What neither he nor the Times mention in this discussion about competitiveness is the fact that on the Mayor's watch the performance of public school students in the Intel Science Talent Search has fallen off a cliff. Congressman Anthony Wiener brought this crisis to light on Monday. From an article in the NY Press:
The congressman pointed out that during the 2002-2003 school year, City students claimed 50 of the 300 semi-finalist spots, more than any other city. However, that number has seen a steady decline since 2002-2003. This year, just 18 semi-finalists from the City are moving on to the next round, 32 students less than five years ago.
But the biggest surprise in the Mayor's comments was his concern about inequality: “This society cannot go forward, the way we have been going forward, where the gap between the rich and the poor keeps growing”. Those familiar with the Mayor's plan to privatize playing fields on Randall's Island through an exclusive lease for 20 elite private schools have to chuckle at his new-found populism. His language is eerily similar to Daily News columnist Juan Gonzalez's description of that endeavor in his Oct 25th column:
There is no more disturbing example of the growing divide between the rich and the poor in this city than a plan the Bloomberg administration has hatched for upgrading and doubling the number of sports fields at Randall's Island Park.

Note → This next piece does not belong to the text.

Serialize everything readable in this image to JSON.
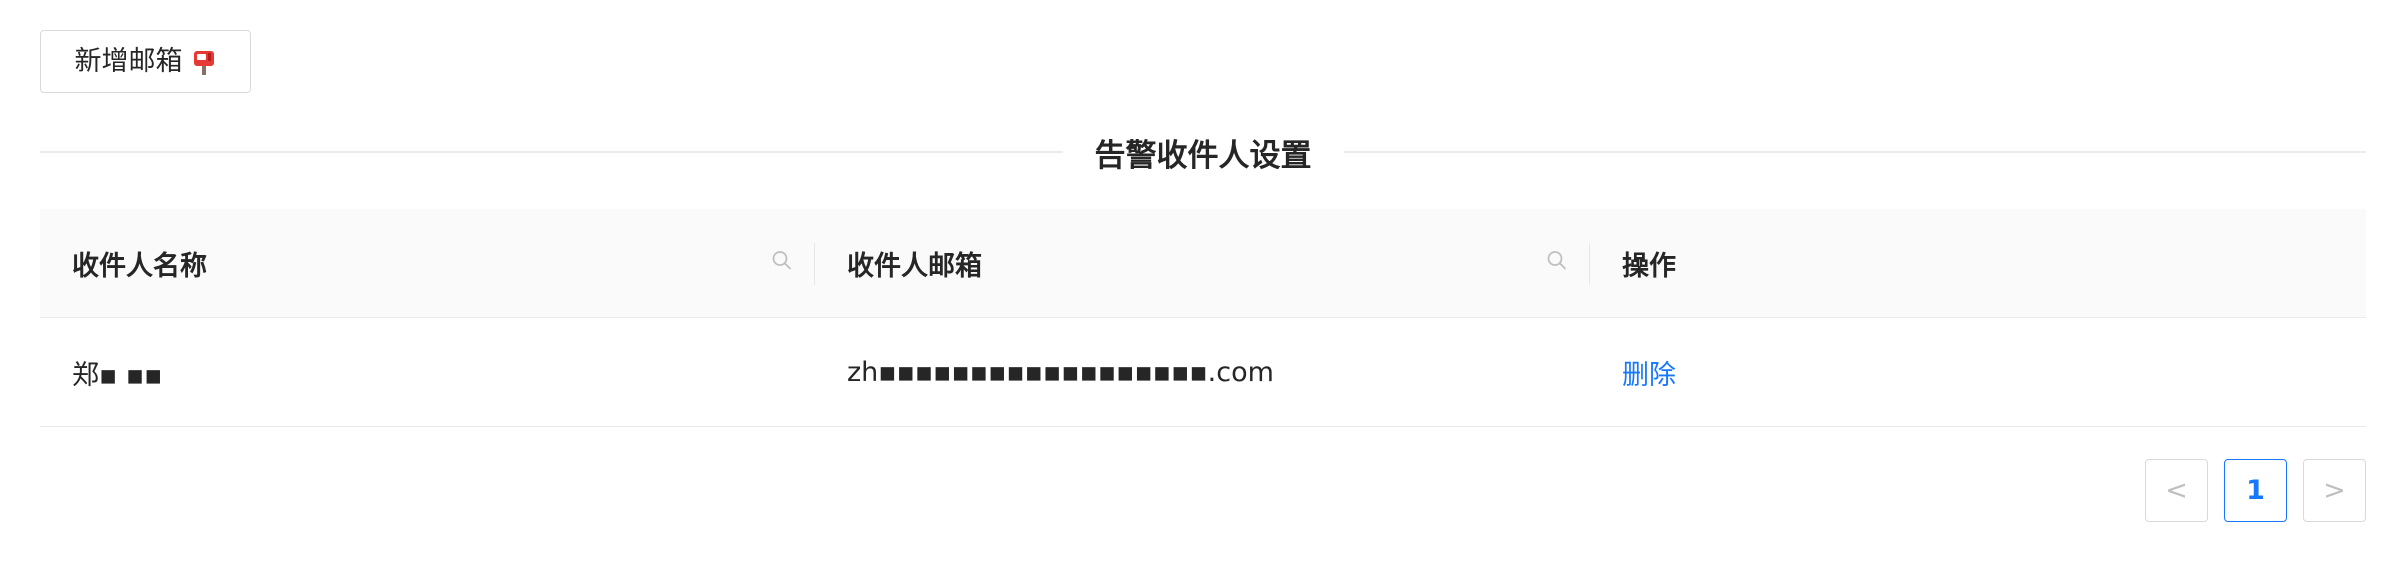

For more info on the Randall's Island deal, including a link to the NY Times editorial condeming it, see East Harlem Preservation.